Hmmmm... I have liked Pearl Izumis for a long time now, but it was only recently that I discovered why, when I went to buy shorts of other brands.
It is well known that shorts of one brand favoured by an individual might well be hell to wear for another, and much has to do, in my estimation, with the size and cut of the chamois or padded insert.
Too wide and the pad will bunch up to become an annoying chafe point between the legs and groin and butt. Too narrow, and it won't provide the padding in the sitbone area, and may result in other chafe issues.
PIs are not a commonly stocked short in my area, nor are they easily available on the internet at reasonable prices.

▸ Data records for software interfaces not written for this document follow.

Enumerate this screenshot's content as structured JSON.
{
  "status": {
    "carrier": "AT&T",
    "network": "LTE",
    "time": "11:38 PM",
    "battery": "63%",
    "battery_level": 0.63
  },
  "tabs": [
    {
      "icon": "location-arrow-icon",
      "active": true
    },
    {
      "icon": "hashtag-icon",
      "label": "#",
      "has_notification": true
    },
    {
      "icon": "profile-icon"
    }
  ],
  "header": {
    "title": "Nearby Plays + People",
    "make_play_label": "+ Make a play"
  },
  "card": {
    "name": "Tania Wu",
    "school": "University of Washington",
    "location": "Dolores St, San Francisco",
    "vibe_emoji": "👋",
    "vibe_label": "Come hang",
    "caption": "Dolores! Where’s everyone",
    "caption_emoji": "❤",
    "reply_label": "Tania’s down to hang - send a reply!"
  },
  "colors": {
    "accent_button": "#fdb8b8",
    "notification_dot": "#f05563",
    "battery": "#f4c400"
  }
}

So, I have been looking at other brands, and it became a bit of a lottery as to what was going to be similar to the PI cut. Fortunately, it looks like I have found another brand (a virtually unknown one in North America), at a great price and I will be buying up four of them as training shorts and for short long-distance rides (imperial centuries and 200 randonnees).
So, ECT, don't get too enthusiastic about your new shorts based on the recommendation of one other poster, whose bodyshape you don't have a clue about. I hope it works out for you, but be aware that there might be issues with Voler shorts simply because of the shape of your butt and groin region. You might have to experiment with other brands to find the shape that suits you.

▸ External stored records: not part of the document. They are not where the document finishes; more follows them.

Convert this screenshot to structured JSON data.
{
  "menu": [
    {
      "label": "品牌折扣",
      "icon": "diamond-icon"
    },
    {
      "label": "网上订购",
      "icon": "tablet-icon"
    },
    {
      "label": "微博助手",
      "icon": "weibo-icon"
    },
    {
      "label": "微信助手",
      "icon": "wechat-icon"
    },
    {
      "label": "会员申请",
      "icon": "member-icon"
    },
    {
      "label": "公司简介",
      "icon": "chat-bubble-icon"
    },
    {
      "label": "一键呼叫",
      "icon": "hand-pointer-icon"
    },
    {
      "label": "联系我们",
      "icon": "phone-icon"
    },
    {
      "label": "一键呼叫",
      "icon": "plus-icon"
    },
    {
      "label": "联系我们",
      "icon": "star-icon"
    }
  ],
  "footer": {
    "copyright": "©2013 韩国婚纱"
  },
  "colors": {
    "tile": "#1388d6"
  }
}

After trying on as many different brands of shorts I could find a number of years ago, I discovered that the least expensive MEC brand worked best for me. Some of the more expensive brands were so horrible, I wanted to tear them off as quickly as possible. But obviously there must be some people who like the more expensive brands.
Meanwhile, however, the next best shorts I've found are a particular type of Fox shorts I've found here in Australia.

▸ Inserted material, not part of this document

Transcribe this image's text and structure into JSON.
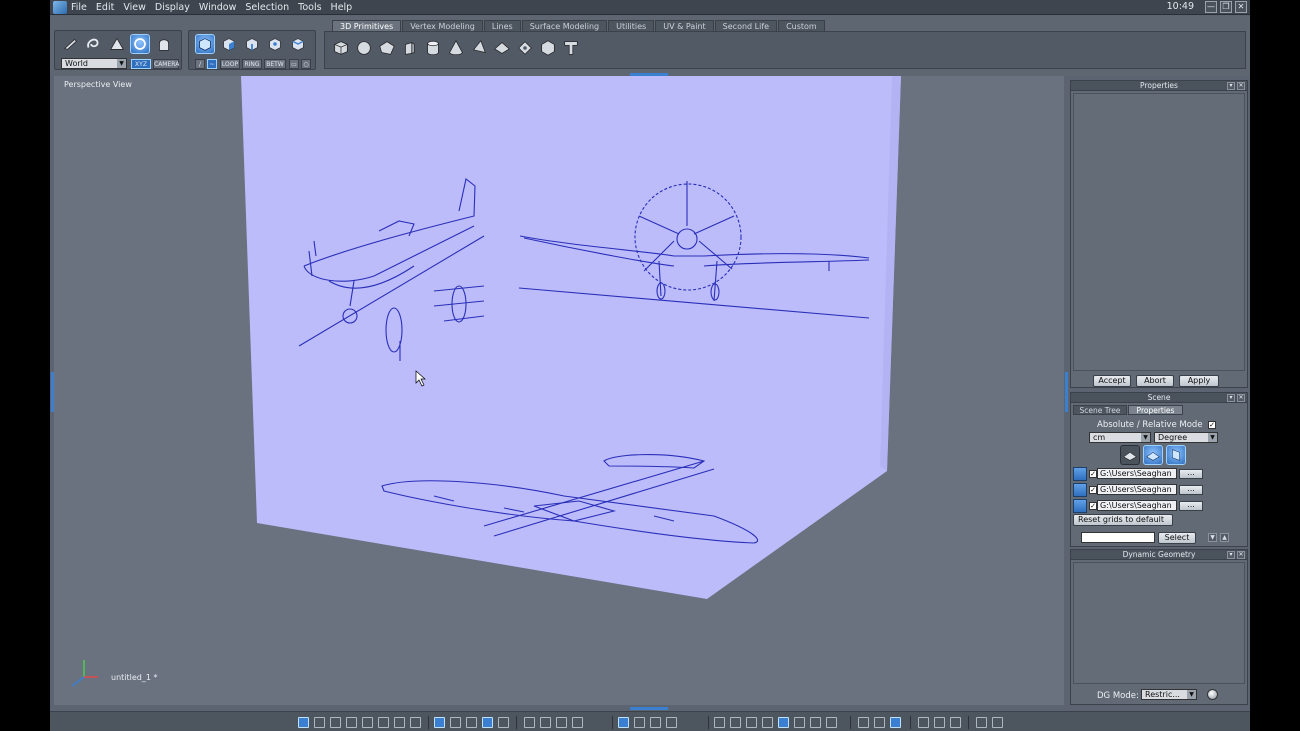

For my butt, I need padding that is wide enough to cover my sitbones. I never thought I had really wide hips and sitbones until I started shopping for cycling shorts. For some reason, so many women's shorts have narrow padding in the back, and I either end up sitting on the seams, or the padding isn't wide enough to come anywhere close to my sitbones. Add to that the fact that some manufacturers seem to think that women ride with their abdomens resting on the the saddle or top tube -- they put so much padding in the front of the shorts. I don't need much padding toward the front of the shorts at all. I'm also not that keen on lumpy or thick padding. I like smooth, thin padding.
All these things are my personal preference ... and your preferences might be quite different.
When the spirits are low, when the day appears dark, when work becomes monotonous, when hope hardly seems worth having, just mount a bicycle and go out for a spin down the road, without thought on anything but the ride you are taking. — Arthur Conan Doyle